- WHAT NEEDS TO BE DONE -
All of the data below should be returned exactly.

Data records for software interfaces:
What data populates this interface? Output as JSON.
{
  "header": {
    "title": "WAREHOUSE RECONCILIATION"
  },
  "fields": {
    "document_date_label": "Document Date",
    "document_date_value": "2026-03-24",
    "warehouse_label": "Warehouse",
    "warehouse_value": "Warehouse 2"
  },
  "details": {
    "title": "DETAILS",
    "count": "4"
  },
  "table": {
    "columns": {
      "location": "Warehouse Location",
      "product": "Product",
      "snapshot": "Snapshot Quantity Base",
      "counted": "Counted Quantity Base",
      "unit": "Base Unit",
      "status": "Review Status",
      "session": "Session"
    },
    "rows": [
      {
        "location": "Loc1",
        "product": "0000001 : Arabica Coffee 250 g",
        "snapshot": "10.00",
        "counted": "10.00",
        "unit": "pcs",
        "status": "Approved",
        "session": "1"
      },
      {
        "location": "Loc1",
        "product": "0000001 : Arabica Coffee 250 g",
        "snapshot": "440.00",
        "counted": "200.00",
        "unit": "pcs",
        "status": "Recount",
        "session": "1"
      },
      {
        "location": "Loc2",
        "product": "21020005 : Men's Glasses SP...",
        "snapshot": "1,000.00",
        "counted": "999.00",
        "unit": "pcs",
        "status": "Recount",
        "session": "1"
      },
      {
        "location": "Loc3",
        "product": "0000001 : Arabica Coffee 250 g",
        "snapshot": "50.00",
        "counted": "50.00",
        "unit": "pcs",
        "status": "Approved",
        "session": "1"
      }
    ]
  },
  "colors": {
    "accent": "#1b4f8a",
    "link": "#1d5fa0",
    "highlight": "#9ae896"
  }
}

- RESPONSE TO THE EXERCISE -
What data populates this interface? Output as JSON.
{
  "header": {
    "title": "WAREHOUSE RECONCILIATION"
  },
  "fields": {
    "document_date_label": "Document Date",
    "document_date_value": "2026-03-24",
    "warehouse_label": "Warehouse",
    "warehouse_value": "Warehouse 2"
  },
  "details": {
    "title": "DETAILS",
    "count": "4"
  },
  "table": {
    "columns": {
      "location": "Warehouse Location",
      "product": "Product",
      "snapshot": "Snapshot Quantity Base",
      "counted": "Counted Quantity Base",
      "unit": "Base Unit",
      "status": "Review Status",
      "session": "Session"
    },
    "rows": [
      {
        "location": "Loc1",
        "product": "0000001 : Arabica Coffee 250 g",
        "snapshot": "10.00",
        "counted": "10.00",
        "unit": "pcs",
        "status": "Approved",
        "session": "1"
      },
      {
        "location": "Loc1",
        "product": "0000001 : Arabica Coffee 250 g",
        "snapshot": "440.00",
        "counted": "200.00",
        "unit": "pcs",
        "status": "Recount",
        "session": "1"
      },
      {
        "location": "Loc2",
        "product": "21020005 : Men's Glasses SP...",
        "snapshot": "1,000.00",
        "counted": "999.00",
        "unit": "pcs",
        "status": "Recount",
        "session": "1"
      },
      {
        "location": "Loc3",
        "product": "0000001 : Arabica Coffee 250 g",
        "snapshot": "50.00",
        "counted": "50.00",
        "unit": "pcs",
        "status": "Approved",
        "session": "1"
      }
    ]
  },
  "colors": {
    "accent": "#1b4f8a",
    "link": "#1d5fa0",
    "highlight": "#9ae896"
  }
}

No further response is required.